There must have been about a dozen people assembled in the verandah of the flying school building and we sat down in a circle so that every one could see Hannah. She spoke English with a German accent but all of us could understand her. She gave a brief presentation on the Schleicher K-7 twin seat glider trainer which was being handed over to the BGC. She said she had already handed over one such glider to the Delhi Gliding Club at Safdarjung airport.
The K-7 was a high wing glider and its most interesting feature was the 5 degree forward sweep of the leading edge of the wing. Both the fuselage and wing were covered with doped fabric and the tandem seat cockpit had dual controls with a single piece perspex canopy. The glider had been positioned at the national highway end and the tow cable was attached. Hannah and Mr Batliwalla walked to the glider for the inaugural flight of the K-7 at Bangalore and strapped up. Hannah sat in front, put on a pair of sun glasses and was clearly in command. The weather was fine with only a light wind and soon the winch launch began. The tow cable must have been released by Hannah at about 800 feet agl. She turned on to the reciprocal heading and dived fairly steeply towards the watching crowd of about 25 people. At about 500 feet agl she pulled up for a loop and on completing the loop banked steeply to the right and smoothly reversed into a high wingover to the left and lost height. The glider was now on final approach for landing and we saw her skimming the fence with the dive brakes open and execute a smooth touch down on the mono wheel under the fuselage. The gathering of BGC personnel and NCC cadets broke into a round of applause as everyone was impressed by this brief display of skill and showmanship. The glider had rolled some distance away and the BGC jeep went to pick up the pilots. Unfortunately I could not wait any longer as I had a lecture to attend at the college and had to reluctantly head back. Not many in Bangalore took note of Hannah's visit! Very few knew she was the only woman to have been decorated with the Iron Cross First Class by Hitler.
A year later in November 1960 soon after I had appeared for the Air Force entrance examination I was able to get a launch in the K-7 with my NCC friend who had been cleared to carry passengers. Even with my limited gliding experience I could make out that the sink rate of the K-7 was much less than that of the Slingsby T-21B.
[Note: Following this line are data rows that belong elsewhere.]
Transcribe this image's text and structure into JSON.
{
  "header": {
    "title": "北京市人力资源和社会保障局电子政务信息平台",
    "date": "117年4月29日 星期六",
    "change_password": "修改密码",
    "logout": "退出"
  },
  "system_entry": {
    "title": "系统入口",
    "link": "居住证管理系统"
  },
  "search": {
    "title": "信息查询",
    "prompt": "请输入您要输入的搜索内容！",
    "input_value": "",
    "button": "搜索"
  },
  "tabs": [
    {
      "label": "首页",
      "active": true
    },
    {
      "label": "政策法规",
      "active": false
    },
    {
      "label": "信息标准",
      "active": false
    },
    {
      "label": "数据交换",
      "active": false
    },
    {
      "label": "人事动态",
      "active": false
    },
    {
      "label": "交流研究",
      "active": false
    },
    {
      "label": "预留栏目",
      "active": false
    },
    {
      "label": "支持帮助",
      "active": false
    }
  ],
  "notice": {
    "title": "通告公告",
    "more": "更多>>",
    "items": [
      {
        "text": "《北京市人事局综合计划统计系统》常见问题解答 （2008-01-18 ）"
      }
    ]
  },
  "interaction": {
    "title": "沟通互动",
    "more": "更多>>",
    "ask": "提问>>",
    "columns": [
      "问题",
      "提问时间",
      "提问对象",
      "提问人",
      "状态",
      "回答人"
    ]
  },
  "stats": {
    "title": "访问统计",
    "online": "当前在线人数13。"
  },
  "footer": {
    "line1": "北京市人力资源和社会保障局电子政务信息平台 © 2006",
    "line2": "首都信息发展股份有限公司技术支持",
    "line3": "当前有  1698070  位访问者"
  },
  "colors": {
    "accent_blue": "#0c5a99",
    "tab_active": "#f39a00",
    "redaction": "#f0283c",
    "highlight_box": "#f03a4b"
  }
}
The Bangalore Gliding club moved to a location south of Pune by the mid 1960's but I was told that the K-7 was damaged beyond economical repair in an accident before the move.
Seeing Hanna Reitsch in real life is a memory which has stayed fresh in my mind all these years.